■ **AIM OF THE EXERCISE**:
Could you copy out all of the records below exactly, leaving out every picture?

....

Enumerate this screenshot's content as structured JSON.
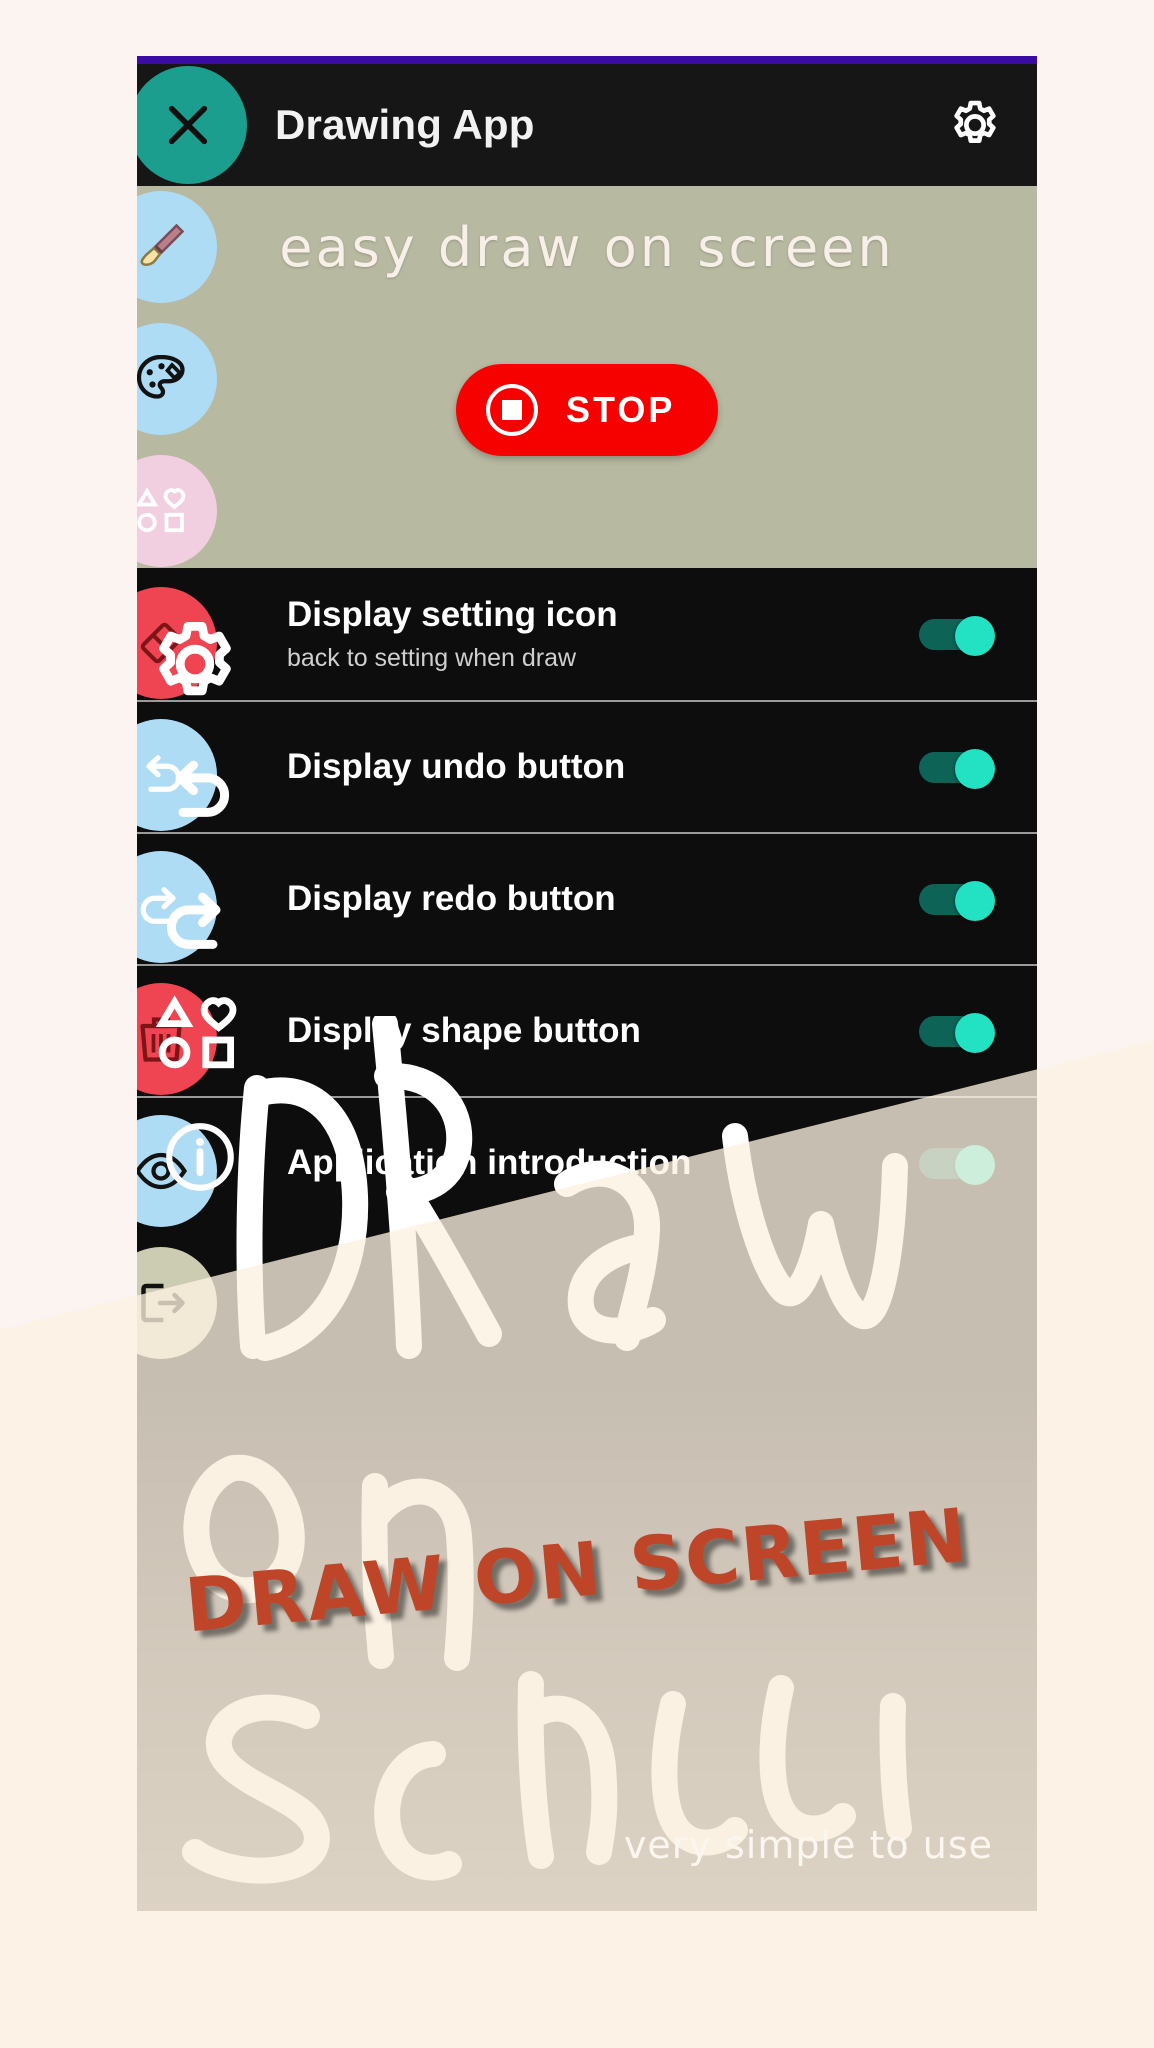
{
  "promo": {
    "headline": "DRAW ON SCREEN",
    "footer_note": "very simple to use",
    "background_color": "#fbf4f0",
    "headline_color": "#bf4529"
  },
  "appbar": {
    "title": "Drawing App",
    "close_icon": "close-x-icon",
    "settings_icon": "gear-icon",
    "close_button_color": "#1c9e8f",
    "background_color": "#161616",
    "status_bar_color": "#3a0ca3"
  },
  "hero": {
    "tagline": "easy draw on screen",
    "background_color": "#b8b9a1",
    "stop_button": {
      "label": "STOP",
      "icon": "stop-square-icon",
      "color": "#f70000"
    }
  },
  "settings": {
    "toggle_on_color": "#22e2c3",
    "toggle_track_color": "#0c6356",
    "rows": [
      {
        "title": "Display setting icon",
        "subtitle": "back to setting when draw",
        "toggle": "on"
      },
      {
        "title": "Display undo button",
        "subtitle": "",
        "toggle": "on"
      },
      {
        "title": "Display redo button",
        "subtitle": "",
        "toggle": "on"
      },
      {
        "title": "Display shape button",
        "subtitle": "",
        "toggle": "on"
      },
      {
        "title": "Application introduction",
        "subtitle": "",
        "toggle": "on"
      }
    ]
  },
  "tool_rail": {
    "items": [
      {
        "name": "brush-tool",
        "icon": "paintbrush-icon",
        "style": "blue"
      },
      {
        "name": "palette-tool",
        "icon": "palette-icon",
        "style": "blue"
      },
      {
        "name": "shape-tool",
        "icon": "shapes-icon",
        "style": "pink"
      },
      {
        "name": "eraser-tool",
        "icon": "eraser-icon",
        "style": "red"
      },
      {
        "name": "undo-tool",
        "icon": "undo-arrow-icon",
        "style": "blue"
      },
      {
        "name": "redo-tool",
        "icon": "redo-arrow-icon",
        "style": "blue"
      },
      {
        "name": "clear-tool",
        "icon": "trash-icon",
        "style": "red"
      },
      {
        "name": "preview-tool",
        "icon": "eye-icon",
        "style": "blue"
      },
      {
        "name": "exit-tool",
        "icon": "exit-icon",
        "style": "khaki"
      }
    ],
    "overlay_icons": [
      {
        "name": "settings-overlay",
        "icon": "gear-outline-icon"
      },
      {
        "name": "undo-overlay",
        "icon": "undo-outline-icon"
      },
      {
        "name": "redo-overlay",
        "icon": "redo-outline-icon"
      },
      {
        "name": "shapes-overlay",
        "icon": "shapes-outline-icon"
      },
      {
        "name": "info-overlay",
        "icon": "info-outline-icon"
      }
    ]
  },
  "canvas": {
    "doodle_text": "DRAW ON SCREEN",
    "stroke_color": "#ffffff"
  }
}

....

■ **EXERCISE OUTPUT**:
Enumerate this screenshot's content as structured JSON.
{
  "promo": {
    "headline": "DRAW ON SCREEN",
    "footer_note": "very simple to use",
    "background_color": "#fbf4f0",
    "headline_color": "#bf4529"
  },
  "appbar": {
    "title": "Drawing App",
    "close_icon": "close-x-icon",
    "settings_icon": "gear-icon",
    "close_button_color": "#1c9e8f",
    "background_color": "#161616",
    "status_bar_color": "#3a0ca3"
  },
  "hero": {
    "tagline": "easy draw on screen",
    "background_color": "#b8b9a1",
    "stop_button": {
      "label": "STOP",
      "icon": "stop-square-icon",
      "color": "#f70000"
    }
  },
  "settings": {
    "toggle_on_color": "#22e2c3",
    "toggle_track_color": "#0c6356",
    "rows": [
      {
        "title": "Display setting icon",
        "subtitle": "back to setting when draw",
        "toggle": "on"
      },
      {
        "title": "Display undo button",
        "subtitle": "",
        "toggle": "on"
      },
      {
        "title": "Display redo button",
        "subtitle": "",
        "toggle": "on"
      },
      {
        "title": "Display shape button",
        "subtitle": "",
        "toggle": "on"
      },
      {
        "title": "Application introduction",
        "subtitle": "",
        "toggle": "on"
      }
    ]
  },
  "tool_rail": {
    "items": [
      {
        "name": "brush-tool",
        "icon": "paintbrush-icon",
        "style": "blue"
      },
      {
        "name": "palette-tool",
        "icon": "palette-icon",
        "style": "blue"
      },
      {
        "name": "shape-tool",
        "icon": "shapes-icon",
        "style": "pink"
      },
      {
        "name": "eraser-tool",
        "icon": "eraser-icon",
        "style": "red"
      },
      {
        "name": "undo-tool",
        "icon": "undo-arrow-icon",
        "style": "blue"
      },
      {
        "name": "redo-tool",
        "icon": "redo-arrow-icon",
        "style": "blue"
      },
      {
        "name": "clear-tool",
        "icon": "trash-icon",
        "style": "red"
      },
      {
        "name": "preview-tool",
        "icon": "eye-icon",
        "style": "blue"
      },
      {
        "name": "exit-tool",
        "icon": "exit-icon",
        "style": "khaki"
      }
    ],
    "overlay_icons": [
      {
        "name": "settings-overlay",
        "icon": "gear-outline-icon"
      },
      {
        "name": "undo-overlay",
        "icon": "undo-outline-icon"
      },
      {
        "name": "redo-overlay",
        "icon": "redo-outline-icon"
      },
      {
        "name": "shapes-overlay",
        "icon": "shapes-outline-icon"
      },
      {
        "name": "info-overlay",
        "icon": "info-outline-icon"
      }
    ]
  },
  "canvas": {
    "doodle_text": "DRAW ON SCREEN",
    "stroke_color": "#ffffff"
  }
}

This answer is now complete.